While in Japan, you might want to try its celebrated drink of origin, the fermented rice wine, sake. Meishu Center sake tasting bar offers guests the opportunity to try the brands from various breweries throughout Japan in manageable portions and at reasonable cost. With over 100 different bottles to choose from, hailing from nearly fifty estates, the Meishu Center makes tasting your way through the best of it simple for novices and seasoned sippers alike. Set menus offer eight different tasting options (in English and in Japanese), but the staff is happy to accommodate guest preference. You can build your own flight, or allow staff to guide and suggest, based on your tastes. Drinks come with tasting notes and information on the regions and origin stories. (And in case sake isn't quite your cup of tea, other liqueurs and drinks are on offer to toast 'kanpai!' with.)
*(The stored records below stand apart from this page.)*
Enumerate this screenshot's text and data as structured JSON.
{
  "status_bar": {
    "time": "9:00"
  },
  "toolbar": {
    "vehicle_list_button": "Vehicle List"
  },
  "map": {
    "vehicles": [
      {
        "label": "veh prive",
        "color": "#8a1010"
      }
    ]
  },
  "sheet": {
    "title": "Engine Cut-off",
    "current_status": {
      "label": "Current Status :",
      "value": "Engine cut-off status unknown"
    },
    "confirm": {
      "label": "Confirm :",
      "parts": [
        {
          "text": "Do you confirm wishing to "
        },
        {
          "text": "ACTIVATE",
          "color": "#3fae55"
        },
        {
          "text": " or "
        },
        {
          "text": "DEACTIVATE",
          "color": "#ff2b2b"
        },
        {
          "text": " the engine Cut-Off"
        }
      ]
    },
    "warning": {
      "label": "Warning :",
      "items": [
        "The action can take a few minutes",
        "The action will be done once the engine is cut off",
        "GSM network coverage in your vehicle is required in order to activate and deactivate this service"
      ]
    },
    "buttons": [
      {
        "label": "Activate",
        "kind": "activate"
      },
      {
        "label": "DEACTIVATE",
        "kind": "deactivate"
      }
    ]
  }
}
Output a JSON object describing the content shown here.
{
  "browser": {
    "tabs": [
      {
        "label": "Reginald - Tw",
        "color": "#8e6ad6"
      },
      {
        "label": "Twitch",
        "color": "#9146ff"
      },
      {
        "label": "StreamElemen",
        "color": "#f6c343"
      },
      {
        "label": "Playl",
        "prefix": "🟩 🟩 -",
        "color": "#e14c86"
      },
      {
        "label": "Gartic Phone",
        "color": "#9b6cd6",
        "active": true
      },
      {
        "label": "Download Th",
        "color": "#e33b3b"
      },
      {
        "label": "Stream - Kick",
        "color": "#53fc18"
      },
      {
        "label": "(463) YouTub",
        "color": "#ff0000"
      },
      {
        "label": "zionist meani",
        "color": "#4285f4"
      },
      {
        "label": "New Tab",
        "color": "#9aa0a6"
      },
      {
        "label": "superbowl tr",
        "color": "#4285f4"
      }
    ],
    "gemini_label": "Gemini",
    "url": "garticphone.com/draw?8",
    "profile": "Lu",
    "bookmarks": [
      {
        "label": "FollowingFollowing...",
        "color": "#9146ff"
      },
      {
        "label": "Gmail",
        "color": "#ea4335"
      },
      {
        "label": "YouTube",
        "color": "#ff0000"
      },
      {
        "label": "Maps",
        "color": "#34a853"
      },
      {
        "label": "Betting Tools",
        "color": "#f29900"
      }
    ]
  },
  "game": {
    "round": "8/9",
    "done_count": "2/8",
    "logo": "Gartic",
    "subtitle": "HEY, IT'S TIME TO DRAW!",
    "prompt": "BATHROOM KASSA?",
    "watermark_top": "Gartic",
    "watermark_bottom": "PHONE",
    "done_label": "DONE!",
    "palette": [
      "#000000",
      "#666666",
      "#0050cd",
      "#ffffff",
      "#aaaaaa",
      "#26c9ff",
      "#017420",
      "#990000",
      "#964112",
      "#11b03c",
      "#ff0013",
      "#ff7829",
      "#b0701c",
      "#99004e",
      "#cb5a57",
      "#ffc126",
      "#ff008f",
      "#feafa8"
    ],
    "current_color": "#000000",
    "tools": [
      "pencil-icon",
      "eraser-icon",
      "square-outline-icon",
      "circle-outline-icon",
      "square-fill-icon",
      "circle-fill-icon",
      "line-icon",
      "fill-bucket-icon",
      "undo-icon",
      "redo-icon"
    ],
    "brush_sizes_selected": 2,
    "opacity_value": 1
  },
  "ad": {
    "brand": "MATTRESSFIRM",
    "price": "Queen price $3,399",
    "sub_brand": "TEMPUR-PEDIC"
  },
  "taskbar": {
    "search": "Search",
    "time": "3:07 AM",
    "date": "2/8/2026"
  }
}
Admittedly, some of Tokyo's charm is in its strangeness. From Ice Bars to Alice in Wonderland-themed cafes, there are a few eateries whose decor strays far from normal. If you're looking for an experience while you dine (and not necessarily a gourmet experience) in this Michelin-studded city, why not check into Alcatraz E.R.? The admittedly gimmicky restaurant has a waitstaff decked out as doctors and nurses, and 'patients' are handed their food behind bars, the meals served in sterile metallic dishes and the drinks presented in test tubes and beakers that allow you to create your own 'medicine.' While a menu of chicken fingers and dyed curries don't make this a particularly exciting culinary night out, it's all about presentation. Drinks with risqué titles are presented with full sets of dialogue by your 'doctor' or 'nurse,' 'prison breaks' occur once a night, and each cell has its own horror-movie decor, straight from out of a Rob Zombie film. Great for some interesting photos, and a little bit of indulgence in the Shibuya district's unique flair for dramatics, pushing the limit, playing dressing up, and creating a one-of-a-kind nightlife destination.
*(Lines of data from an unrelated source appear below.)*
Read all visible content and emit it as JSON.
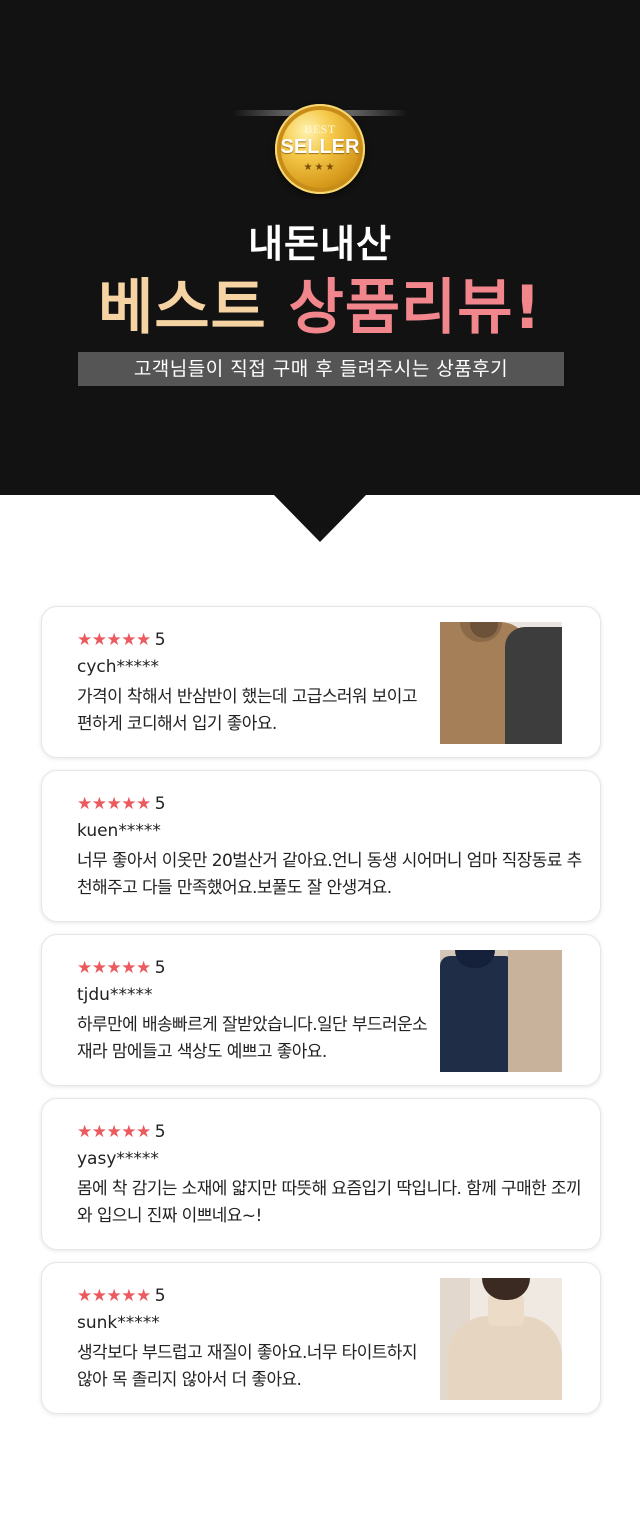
{
  "header": {
    "badge_top": "BEST",
    "badge_main": "SELLER",
    "badge_stars": "★★★",
    "brand": "내돈내산",
    "title_part1": "베스트",
    "title_part2": "상품리뷰!",
    "subtitle": "고객님들이 직접 구매 후 들려주시는 상품후기"
  },
  "colors": {
    "hero_bg": "#121212",
    "title_part1": "#f6d3a2",
    "title_part2": "#f2868d",
    "star": "#ea5a5f"
  },
  "reviews": [
    {
      "stars": "★★★★★",
      "score": "5",
      "user": "cych*****",
      "text": "가격이 착해서 반삼반이 했는데 고급스러워 보이고 편하게 코디해서 입기 좋아요.",
      "thumbnail": "brown-turtleneck-photo"
    },
    {
      "stars": "★★★★★",
      "score": "5",
      "user": "kuen*****",
      "text": "너무 좋아서 이옷만 20벌산거 같아요.언니 동생 시어머니 엄마 직장동료 추천해주고 다들 만족했어요.보풀도 잘 안생겨요."
    },
    {
      "stars": "★★★★★",
      "score": "5",
      "user": "tjdu*****",
      "text": "하루만에 배송빠르게 잘받았습니다.일단 부드러운소재라 맘에들고 색상도 예쁘고 좋아요.",
      "thumbnail": "navy-beige-turtleneck-photo"
    },
    {
      "stars": "★★★★★",
      "score": "5",
      "user": "yasy*****",
      "text": "몸에 착 감기는 소재에 얇지만 따뜻해 요즘입기 딱입니다. 함께 구매한 조끼와 입으니 진짜 이쁘네요~!"
    },
    {
      "stars": "★★★★★",
      "score": "5",
      "user": "sunk*****",
      "text": "생각보다 부드럽고 재질이 좋아요.너무 타이트하지 않아 목 졸리지 않아서 더 좋아요.",
      "thumbnail": "cream-turtleneck-photo"
    }
  ]
}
Izakaya are a staple of Japanese life, fashioned as 'all you can eat/all you can drink' locations that charge by the hour. Teyandei takes this nationwide favorite and gives it its own flare. Armed with a cheerful staff and enough menu specials to excite the pickiest eater, Teyandei can offer visitors a sampler of food from across the nation at a very reasonable purse price. Avocado salads, deep fried yams, honeyed nut clusters, and thin strips of meat take your tongue across a range of flavors. Lauded for its adventurous menu (horse sashimi, anyone...?) and its talented chef, Teyandei tops the izakaya charts, no matter what taste you're after.
Fugu, or 'Japanese puffer fish,' has become a household name - mostly because it's a food that can kill you! Before you panic, the head chef at Usuki Fugu Yamadaya was trained for over three years before receiving a licence to serve fugu, and trained for an additional ten years to perfect the careful preparation it takes to render the poisonous fugu fish harmlessly tasty. If you're willing to take the risk (the Japanese consume over 10,000 tons of the stuff per year) at Usuki, a Michelin honored restaurant, then prepare to be wowed by the stellar presentation and side-dishes that accompany the translucent slices of Fugu sashimi. Dip the slices into ponzu vinegar, and enjoy a portion served fried and in a hot pot style. Finish off with a taste of fruit, and voila. You'll have had a great meal, and earned bragging rights to boot!